◆ Exercise brief: Output the listing exactly, leaving nothing out.

------------------------------------------------------------

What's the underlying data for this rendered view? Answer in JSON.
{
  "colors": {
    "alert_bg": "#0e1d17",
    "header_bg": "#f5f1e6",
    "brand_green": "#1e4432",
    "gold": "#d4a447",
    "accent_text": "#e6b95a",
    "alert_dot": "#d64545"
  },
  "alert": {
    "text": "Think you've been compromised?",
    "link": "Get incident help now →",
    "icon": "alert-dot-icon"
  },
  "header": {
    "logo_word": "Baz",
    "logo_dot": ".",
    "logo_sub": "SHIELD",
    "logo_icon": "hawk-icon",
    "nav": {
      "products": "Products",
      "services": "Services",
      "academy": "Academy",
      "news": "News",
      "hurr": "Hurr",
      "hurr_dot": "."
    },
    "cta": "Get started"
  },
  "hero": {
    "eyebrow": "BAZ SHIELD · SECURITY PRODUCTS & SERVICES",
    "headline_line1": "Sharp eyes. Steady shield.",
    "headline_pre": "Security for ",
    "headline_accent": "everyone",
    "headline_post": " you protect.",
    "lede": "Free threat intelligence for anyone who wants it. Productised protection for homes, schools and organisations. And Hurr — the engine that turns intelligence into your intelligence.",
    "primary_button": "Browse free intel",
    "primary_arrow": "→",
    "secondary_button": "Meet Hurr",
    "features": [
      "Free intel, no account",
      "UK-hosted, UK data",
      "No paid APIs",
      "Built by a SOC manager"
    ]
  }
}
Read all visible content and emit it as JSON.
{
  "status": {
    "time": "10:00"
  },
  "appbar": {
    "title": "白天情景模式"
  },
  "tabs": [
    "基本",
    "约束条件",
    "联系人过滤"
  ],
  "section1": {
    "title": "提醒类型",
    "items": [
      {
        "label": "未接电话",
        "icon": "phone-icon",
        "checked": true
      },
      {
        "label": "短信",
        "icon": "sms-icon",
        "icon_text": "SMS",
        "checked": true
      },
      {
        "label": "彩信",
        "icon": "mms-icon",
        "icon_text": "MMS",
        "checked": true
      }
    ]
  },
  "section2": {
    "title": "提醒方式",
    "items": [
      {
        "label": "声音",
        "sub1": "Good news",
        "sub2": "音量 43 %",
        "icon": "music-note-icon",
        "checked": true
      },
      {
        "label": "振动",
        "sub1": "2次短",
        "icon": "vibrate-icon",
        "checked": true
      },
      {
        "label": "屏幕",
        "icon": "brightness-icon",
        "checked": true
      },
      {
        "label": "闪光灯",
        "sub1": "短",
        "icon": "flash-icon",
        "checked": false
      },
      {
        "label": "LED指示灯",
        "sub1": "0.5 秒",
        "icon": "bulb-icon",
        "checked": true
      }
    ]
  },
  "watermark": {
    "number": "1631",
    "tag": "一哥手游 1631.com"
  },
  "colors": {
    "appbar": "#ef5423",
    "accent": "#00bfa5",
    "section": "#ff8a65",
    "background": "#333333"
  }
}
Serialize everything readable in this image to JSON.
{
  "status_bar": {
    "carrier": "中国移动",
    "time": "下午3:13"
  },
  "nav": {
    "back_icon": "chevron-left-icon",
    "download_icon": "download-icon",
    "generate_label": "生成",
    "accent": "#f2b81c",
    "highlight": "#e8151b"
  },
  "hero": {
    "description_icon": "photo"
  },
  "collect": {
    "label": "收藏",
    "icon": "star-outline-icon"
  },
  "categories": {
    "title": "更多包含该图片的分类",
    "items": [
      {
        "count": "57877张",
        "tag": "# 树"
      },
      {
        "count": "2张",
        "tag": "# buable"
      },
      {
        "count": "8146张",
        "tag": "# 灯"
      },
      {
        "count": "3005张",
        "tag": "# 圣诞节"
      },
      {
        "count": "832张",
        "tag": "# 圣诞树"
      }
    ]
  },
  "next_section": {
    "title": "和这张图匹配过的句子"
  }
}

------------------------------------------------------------

◆ Solved problem:
What's the underlying data for this rendered view? Answer in JSON.
{
  "colors": {
    "alert_bg": "#0e1d17",
    "header_bg": "#f5f1e6",
    "brand_green": "#1e4432",
    "gold": "#d4a447",
    "accent_text": "#e6b95a",
    "alert_dot": "#d64545"
  },
  "alert": {
    "text": "Think you've been compromised?",
    "link": "Get incident help now →",
    "icon": "alert-dot-icon"
  },
  "header": {
    "logo_word": "Baz",
    "logo_dot": ".",
    "logo_sub": "SHIELD",
    "logo_icon": "hawk-icon",
    "nav": {
      "products": "Products",
      "services": "Services",
      "academy": "Academy",
      "news": "News",
      "hurr": "Hurr",
      "hurr_dot": "."
    },
    "cta": "Get started"
  },
  "hero": {
    "eyebrow": "BAZ SHIELD · SECURITY PRODUCTS & SERVICES",
    "headline_line1": "Sharp eyes. Steady shield.",
    "headline_pre": "Security for ",
    "headline_accent": "everyone",
    "headline_post": " you protect.",
    "lede": "Free threat intelligence for anyone who wants it. Productised protection for homes, schools and organisations. And Hurr — the engine that turns intelligence into your intelligence.",
    "primary_button": "Browse free intel",
    "primary_arrow": "→",
    "secondary_button": "Meet Hurr",
    "features": [
      "Free intel, no account",
      "UK-hosted, UK data",
      "No paid APIs",
      "Built by a SOC manager"
    ]
  }
}
Read all visible content and emit it as JSON.
{
  "status": {
    "time": "10:00"
  },
  "appbar": {
    "title": "白天情景模式"
  },
  "tabs": [
    "基本",
    "约束条件",
    "联系人过滤"
  ],
  "section1": {
    "title": "提醒类型",
    "items": [
      {
        "label": "未接电话",
        "icon": "phone-icon",
        "checked": true
      },
      {
        "label": "短信",
        "icon": "sms-icon",
        "icon_text": "SMS",
        "checked": true
      },
      {
        "label": "彩信",
        "icon": "mms-icon",
        "icon_text": "MMS",
        "checked": true
      }
    ]
  },
  "section2": {
    "title": "提醒方式",
    "items": [
      {
        "label": "声音",
        "sub1": "Good news",
        "sub2": "音量 43 %",
        "icon": "music-note-icon",
        "checked": true
      },
      {
        "label": "振动",
        "sub1": "2次短",
        "icon": "vibrate-icon",
        "checked": true
      },
      {
        "label": "屏幕",
        "icon": "brightness-icon",
        "checked": true
      },
      {
        "label": "闪光灯",
        "sub1": "短",
        "icon": "flash-icon",
        "checked": false
      },
      {
        "label": "LED指示灯",
        "sub1": "0.5 秒",
        "icon": "bulb-icon",
        "checked": true
      }
    ]
  },
  "watermark": {
    "number": "1631",
    "tag": "一哥手游 1631.com"
  },
  "colors": {
    "appbar": "#ef5423",
    "accent": "#00bfa5",
    "section": "#ff8a65",
    "background": "#333333"
  }
}
Serialize everything readable in this image to JSON.
{
  "status_bar": {
    "carrier": "中国移动",
    "time": "下午3:13"
  },
  "nav": {
    "back_icon": "chevron-left-icon",
    "download_icon": "download-icon",
    "generate_label": "生成",
    "accent": "#f2b81c",
    "highlight": "#e8151b"
  },
  "hero": {
    "description_icon": "photo"
  },
  "collect": {
    "label": "收藏",
    "icon": "star-outline-icon"
  },
  "categories": {
    "title": "更多包含该图片的分类",
    "items": [
      {
        "count": "57877张",
        "tag": "# 树"
      },
      {
        "count": "2张",
        "tag": "# buable"
      },
      {
        "count": "8146张",
        "tag": "# 灯"
      },
      {
        "count": "3005张",
        "tag": "# 圣诞节"
      },
      {
        "count": "832张",
        "tag": "# 圣诞树"
      }
    ]
  },
  "next_section": {
    "title": "和这张图匹配过的句子"
  }
}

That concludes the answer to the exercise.